The U.S. military had most definitely detected the object on its sensitive tracking equipment. Naval vessels were dispatched and positioned over the unidentified object, where it had stopped. After 3 days of no movement, and not knowing exactly what it was, the military was planning to initiate an investigative salvage operation. As the Navy waited and planned, the detection equipment picked up another object moving in, and to the amazement of all those involved, joined the first object on the ocean floor. The speculation at the time, was that the second UFO (I guess officially now an Underwater Flying Object) was there to render aid to the first object.
Not fully comprehending what they were dealing with the Navy decided it was best to standby and observe. For nearly a week the Navy vessels held their position over the UFOs. The detection base however, located a Russian submarine that had entered Canadian waters to the north, so several of the vessels had to be pulled off target to sail north to investigate. Under the cover of this new activity on the surface, both UFOs made their move, accelerating underwater toward the Gulf of Maine. The remaining Navy vessels pursued them toward the United States, but the objects continued to distance themselves from their trackers. To the astonishment of the pursuers, both of the objects broke to the surface and shot skyward to vanish within seconds.
According to the researchers, while these observations were well corroborated by many credible eye witnesses, these accounts were given “Off the Record” by military, ex-military, and civilian personnel who fear harassment, ridicule, or loss of pension. So as the saying goes, “only the names have been changed to protect the innocent.”
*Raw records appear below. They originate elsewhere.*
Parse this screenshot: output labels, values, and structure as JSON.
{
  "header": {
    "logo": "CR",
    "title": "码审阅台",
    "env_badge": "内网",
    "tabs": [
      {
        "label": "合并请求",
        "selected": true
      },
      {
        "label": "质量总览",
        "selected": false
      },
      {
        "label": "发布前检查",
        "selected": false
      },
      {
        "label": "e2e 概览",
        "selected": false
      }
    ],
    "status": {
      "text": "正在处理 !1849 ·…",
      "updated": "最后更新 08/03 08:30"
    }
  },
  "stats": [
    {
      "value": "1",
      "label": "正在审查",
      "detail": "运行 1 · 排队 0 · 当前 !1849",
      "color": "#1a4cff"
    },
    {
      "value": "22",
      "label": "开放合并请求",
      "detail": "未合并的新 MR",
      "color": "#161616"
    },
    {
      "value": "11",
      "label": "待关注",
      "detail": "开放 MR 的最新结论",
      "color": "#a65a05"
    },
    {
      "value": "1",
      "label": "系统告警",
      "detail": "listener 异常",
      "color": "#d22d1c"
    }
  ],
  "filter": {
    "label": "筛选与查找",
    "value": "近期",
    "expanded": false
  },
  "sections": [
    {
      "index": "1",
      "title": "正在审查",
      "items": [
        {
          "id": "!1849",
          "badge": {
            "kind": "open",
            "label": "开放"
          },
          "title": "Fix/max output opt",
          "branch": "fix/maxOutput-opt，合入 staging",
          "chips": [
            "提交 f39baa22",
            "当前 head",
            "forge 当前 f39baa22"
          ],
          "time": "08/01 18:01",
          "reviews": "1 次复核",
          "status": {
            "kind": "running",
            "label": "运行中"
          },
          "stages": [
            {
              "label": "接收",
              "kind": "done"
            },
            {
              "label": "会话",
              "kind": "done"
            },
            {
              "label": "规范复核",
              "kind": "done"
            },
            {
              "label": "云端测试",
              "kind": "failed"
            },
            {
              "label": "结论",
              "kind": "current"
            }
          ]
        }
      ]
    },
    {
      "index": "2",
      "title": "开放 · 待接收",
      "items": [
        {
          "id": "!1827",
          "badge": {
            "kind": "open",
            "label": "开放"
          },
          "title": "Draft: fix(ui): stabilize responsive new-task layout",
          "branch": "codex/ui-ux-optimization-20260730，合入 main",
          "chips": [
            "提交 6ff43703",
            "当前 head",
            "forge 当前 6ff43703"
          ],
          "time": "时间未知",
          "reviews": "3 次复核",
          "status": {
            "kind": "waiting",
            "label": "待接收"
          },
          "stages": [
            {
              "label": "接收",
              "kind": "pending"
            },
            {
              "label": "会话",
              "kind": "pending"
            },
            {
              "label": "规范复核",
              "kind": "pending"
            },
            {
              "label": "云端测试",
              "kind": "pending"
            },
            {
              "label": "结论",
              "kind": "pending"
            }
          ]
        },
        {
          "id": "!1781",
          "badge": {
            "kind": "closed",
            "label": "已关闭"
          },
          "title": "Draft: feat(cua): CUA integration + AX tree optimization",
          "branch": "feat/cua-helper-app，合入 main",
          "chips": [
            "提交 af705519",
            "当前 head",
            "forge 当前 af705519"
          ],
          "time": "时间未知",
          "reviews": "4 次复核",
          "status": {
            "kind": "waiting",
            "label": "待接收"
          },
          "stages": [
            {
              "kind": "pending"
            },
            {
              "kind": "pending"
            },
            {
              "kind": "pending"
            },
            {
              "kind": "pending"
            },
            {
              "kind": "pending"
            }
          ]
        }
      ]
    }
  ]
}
Clearly, a series of very extraordinary, and still unexplained UFO encounters, involving the navies of two countries and NORAD, occurred at Shag Harbor on October 4th 1967, and in the following week in the deep waters off of the cost of Maine.